Van Gogh and Rembrandt attempts to reconstruct Van Gogh’s perspective on Rembrandt. He discovered his work early. In the mid-1870s, while working for the art gallery in Paris, he came under the spell of the Rembrandts in the Louvre, an effect which was to last for many years. In 1877 he saw the master’s etchings in Amsterdam’s Trippenhuis, some of which can be seen in this exhibition. He was not always able to see the originals however, and had to content himself with reproductions in prints and photos, some of which are shown here.

At first, Van Gogh admired Rembrandt as a man and a Christian rather than as a painter, but that changed when he decided to become an artist himself. He came to understand Rembrandt’s artistic genius, and he epitomised for him the ability to evoke and say things “for which no words exist in any language”.

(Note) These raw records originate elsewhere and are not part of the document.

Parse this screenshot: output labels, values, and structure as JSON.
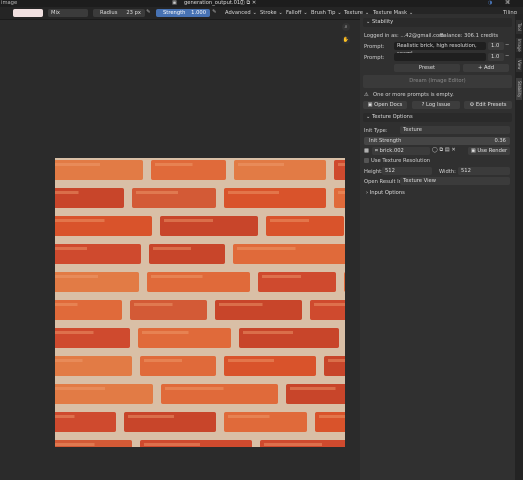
{
  "topbar": {
    "left_label": "image",
    "image_name": "generation_output.010"
  },
  "toolbar": {
    "blend_mode": "Mix",
    "radius_label": "Radius",
    "radius_value": "23 px",
    "strength_label": "Strength",
    "strength_value": "1.000",
    "menus": [
      "Advanced",
      "Stroke",
      "Falloff",
      "Brush Tip",
      "Texture",
      "Texture Mask"
    ],
    "tiling": "Tiling"
  },
  "side_tabs": [
    "Tool",
    "Image",
    "View",
    "Stability"
  ],
  "panel": {
    "title": "Stability",
    "logged_in": "Logged in as: ...42@gmail.com",
    "balance": "Balance: 306.1 credits",
    "prompt_label_1": "Prompt:",
    "prompt_value_1": "Realistic brick, high resolution, seaml...",
    "prompt_weight_1": "1.0",
    "prompt_label_2": "Prompt:",
    "prompt_value_2": "",
    "prompt_weight_2": "1.0",
    "preset_label": "Preset",
    "add_label": "Add",
    "dream_button": "Dream (Image Editor)",
    "warning": "One or more prompts is empty.",
    "open_docs": "Open Docs",
    "log_issue": "Log Issue",
    "edit_presets": "Edit Presets",
    "texture_options_title": "Texture Options",
    "init_type_label": "Init Type:",
    "init_type_value": "Texture",
    "init_strength_label": "Init Strength",
    "init_strength_value": "0.36",
    "texture_name": "brick.002",
    "use_render": "Use Render",
    "use_texture_resolution": "Use Texture Resolution",
    "height_label": "Height:",
    "height_value": "512",
    "width_label": "Width:",
    "width_value": "512",
    "open_result_label": "Open Result In:",
    "open_result_value": "Texture View",
    "input_options_title": "Input Options"
  }
}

The presentation and accompanying publication show how Van Gogh strove to emulate Rembrandt, but in the spirit of his own age and in his own way. Their paintings may be worlds apart, but not their ideas and intention. Van Gogh tried to paint portraits that expressed the soul of his subject, the way Rembrandt had achieved this in his portraits. For Van Gogh, Rembrandt was a realist who understood that for an artist nature must always be the starting point, while Rembrandt’s integrity had allowed him to portray even the supernatural as if it were something natural.

The show also focuses on Van Gogh’s artistic clash with Gauguin and Bernard, both of whom painted highly stylised depictions of religious subjects. Van Gogh rejected their aesthetic perspective and took Rembrandt as his model, whose religious work he called ‘metaphysical magic’. The exhibition culminates with The raising of Lazarus which Van Gogh painted in 1890, an interpretation in colour of a 17th-century etching by Rembrandt.


Van Gogh and Rembrandt is accompanied by a publication written by Peter Hecht
Van Gogh Museum/Waanders Publishers
80 pages, 55 illustrations, hardback, with ribbon bookmark
The book is available in English, Dutch and French, and is on sale in the museum shop and via